  2. Open the video on the YouTube app. On a phone, you can watch as a flat video or place in a Google Cardboard you look around. In a headset, you can look around to change the view.

Editing 360° Images

Both cameras have the ability to shoot photos, while the photos from the Theta can be edited right away, the photos from the fusion need to be stitched together using the Fusion Studio software following the same process as videos. 


  1. Open the file in Photoshop as you would with any photo and apply any edits you would like such as colour balance and exposure. screenshot image


  1. Create a 360° panoramic, telling Photoshop that this is a 360° photo. It will ask you to enter a 3D workspace, click yes.screenshot image
  2. Adjust the FOV to your liking to frame the shot if you want a normal photograph. If you are exporting the full 360° you can skip this step.

  3. Drag the photo to move the view. You can export this view as a flat image.


Flat Image (the current view)

  1. Crop the image to the appropriate size and select the view. 
  2. Export by selected ‘Export As...’ screenshot

360° Photo for use with a 360° viewer

  1. Export by selecting “Export Panorama…”screenshot image

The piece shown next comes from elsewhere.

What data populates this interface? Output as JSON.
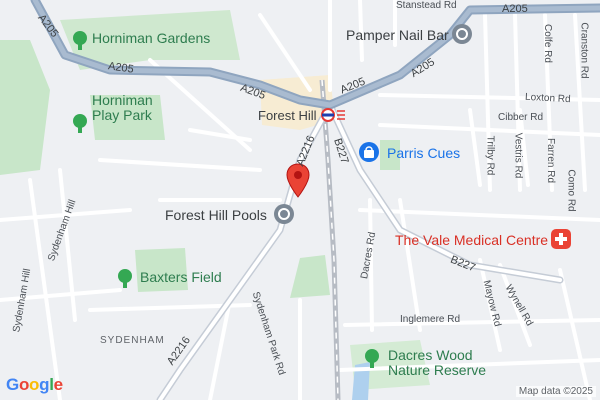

360° photos can be viewed in various viewers such as:

  1. Google Photos (recommended)
  2. Google Tour Creator
  3. Facebook
  4. Google Street View





If you have any questions, would like to check out the equipment/software, or just come and try out more technology visit the VR Lab during open hours